THE PROBLEM:
The result should be all the records, exact and complete, without a single picture.

:::::

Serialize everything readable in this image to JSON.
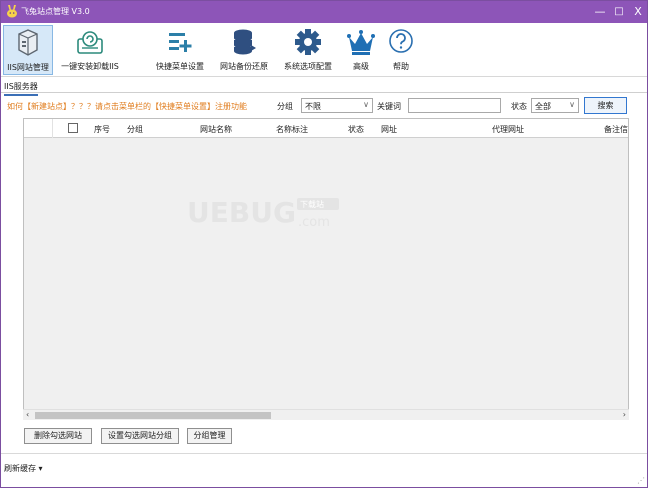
{
  "window": {
    "title": "飞兔站点管理 V3.0",
    "minimize": "—",
    "maximize": "□",
    "close": "X"
  },
  "toolbar": {
    "items": [
      {
        "label": "IIS网站管理",
        "icon": "server-icon"
      },
      {
        "label": "一键安装卸载IIS",
        "icon": "install-icon"
      },
      {
        "label": "快捷菜单设置",
        "icon": "menu-add-icon"
      },
      {
        "label": "网站备份还原",
        "icon": "database-icon"
      },
      {
        "label": "系统选项配置",
        "icon": "gear-icon"
      },
      {
        "label": "高级",
        "icon": "crown-icon"
      },
      {
        "label": "帮助",
        "icon": "help-icon"
      }
    ]
  },
  "tab": {
    "label": "IIS服务器"
  },
  "filter": {
    "hint": "如何【新建站点】？？？请点击菜单栏的【快捷菜单设置】注册功能",
    "group_label": "分组",
    "group_value": "不限",
    "keyword_label": "关键词",
    "keyword_value": "",
    "status_label": "状态",
    "status_value": "全部",
    "search_button": "搜索"
  },
  "table": {
    "columns": [
      "序号",
      "分组",
      "网站名称",
      "名称标注",
      "状态",
      "网址",
      "代理网址",
      "备注信息"
    ],
    "rows": []
  },
  "watermark": {
    "text": "UEBUG",
    "sub": ".com",
    "badge": "下载站"
  },
  "colors": {
    "titlebar": "#8d55b8",
    "hint": "#e07c1d",
    "accent": "#3277d0"
  },
  "actions": {
    "delete": "删除勾选网站",
    "set_group": "设置勾选网站分组",
    "manage_group": "分组管理"
  },
  "status": {
    "label": "刷新缓存 ▾"
  }
}
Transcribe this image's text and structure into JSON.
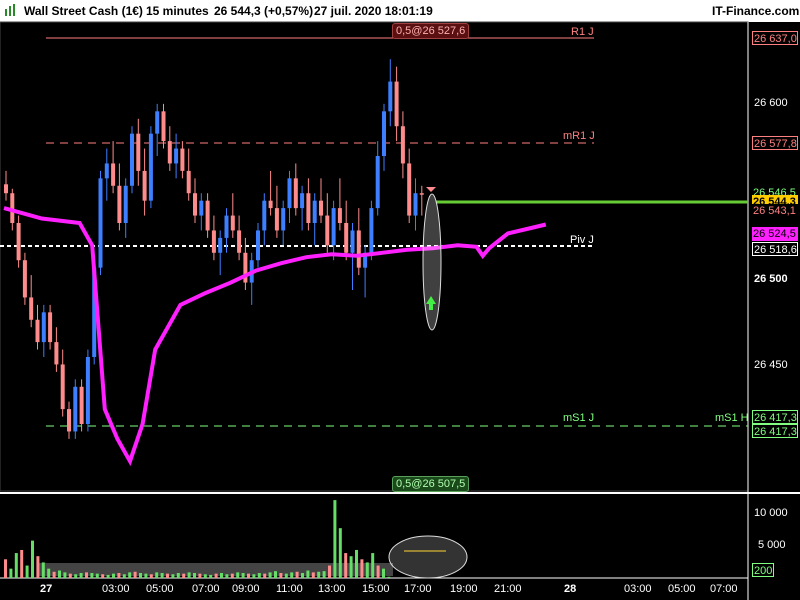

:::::

SOLVED PROBLEM:
Serialize everything readable in this image to JSON.
{
  "window": {
    "title": "飞兔站点管理 V3.0",
    "minimize": "—",
    "maximize": "□",
    "close": "X"
  },
  "toolbar": {
    "items": [
      {
        "label": "IIS网站管理",
        "icon": "server-icon"
      },
      {
        "label": "一键安装卸载IIS",
        "icon": "install-icon"
      },
      {
        "label": "快捷菜单设置",
        "icon": "menu-add-icon"
      },
      {
        "label": "网站备份还原",
        "icon": "database-icon"
      },
      {
        "label": "系统选项配置",
        "icon": "gear-icon"
      },
      {
        "label": "高级",
        "icon": "crown-icon"
      },
      {
        "label": "帮助",
        "icon": "help-icon"
      }
    ]
  },
  "tab": {
    "label": "IIS服务器"
  },
  "filter": {
    "hint": "如何【新建站点】？？？请点击菜单栏的【快捷菜单设置】注册功能",
    "group_label": "分组",
    "group_value": "不限",
    "keyword_label": "关键词",
    "keyword_value": "",
    "status_label": "状态",
    "status_value": "全部",
    "search_button": "搜索"
  },
  "table": {
    "columns": [
      "序号",
      "分组",
      "网站名称",
      "名称标注",
      "状态",
      "网址",
      "代理网址",
      "备注信息"
    ],
    "rows": []
  },
  "watermark": {
    "text": "UEBUG",
    "sub": ".com",
    "badge": "下载站"
  },
  "colors": {
    "titlebar": "#8d55b8",
    "hint": "#e07c1d",
    "accent": "#3277d0"
  },
  "actions": {
    "delete": "删除勾选网站",
    "set_group": "设置勾选网站分组",
    "manage_group": "分组管理"
  },
  "status": {
    "label": "刷新缓存 ▾"
  }
}
Transcribe this image's text and structure into JSON.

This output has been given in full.